Problem requirements
Each line of the material below needs to be returned exactly as written.

Materials provided
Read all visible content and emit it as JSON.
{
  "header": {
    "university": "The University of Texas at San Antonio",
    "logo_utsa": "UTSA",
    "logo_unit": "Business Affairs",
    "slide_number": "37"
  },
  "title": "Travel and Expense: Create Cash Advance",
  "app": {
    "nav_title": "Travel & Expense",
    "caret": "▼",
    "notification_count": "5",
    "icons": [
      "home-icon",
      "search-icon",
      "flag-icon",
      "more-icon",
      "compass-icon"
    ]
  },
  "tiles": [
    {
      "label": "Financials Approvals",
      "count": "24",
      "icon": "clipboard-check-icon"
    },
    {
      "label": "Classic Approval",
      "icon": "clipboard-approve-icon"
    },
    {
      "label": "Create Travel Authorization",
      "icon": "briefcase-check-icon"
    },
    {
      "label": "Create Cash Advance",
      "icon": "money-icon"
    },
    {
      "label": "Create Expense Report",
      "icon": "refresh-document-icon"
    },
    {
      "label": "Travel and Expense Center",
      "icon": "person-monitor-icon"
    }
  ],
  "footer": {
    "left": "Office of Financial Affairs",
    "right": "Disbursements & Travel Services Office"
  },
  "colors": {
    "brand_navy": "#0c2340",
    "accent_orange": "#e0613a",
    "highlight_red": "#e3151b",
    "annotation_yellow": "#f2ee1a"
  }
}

Task result
Read all visible content and emit it as JSON.
{
  "header": {
    "university": "The University of Texas at San Antonio",
    "logo_utsa": "UTSA",
    "logo_unit": "Business Affairs",
    "slide_number": "37"
  },
  "title": "Travel and Expense: Create Cash Advance",
  "app": {
    "nav_title": "Travel & Expense",
    "caret": "▼",
    "notification_count": "5",
    "icons": [
      "home-icon",
      "search-icon",
      "flag-icon",
      "more-icon",
      "compass-icon"
    ]
  },
  "tiles": [
    {
      "label": "Financials Approvals",
      "count": "24",
      "icon": "clipboard-check-icon"
    },
    {
      "label": "Classic Approval",
      "icon": "clipboard-approve-icon"
    },
    {
      "label": "Create Travel Authorization",
      "icon": "briefcase-check-icon"
    },
    {
      "label": "Create Cash Advance",
      "icon": "money-icon"
    },
    {
      "label": "Create Expense Report",
      "icon": "refresh-document-icon"
    },
    {
      "label": "Travel and Expense Center",
      "icon": "person-monitor-icon"
    }
  ],
  "footer": {
    "left": "Office of Financial Affairs",
    "right": "Disbursements & Travel Services Office"
  },
  "colors": {
    "brand_navy": "#0c2340",
    "accent_orange": "#e0613a",
    "highlight_red": "#e3151b",
    "annotation_yellow": "#f2ee1a"
  }
}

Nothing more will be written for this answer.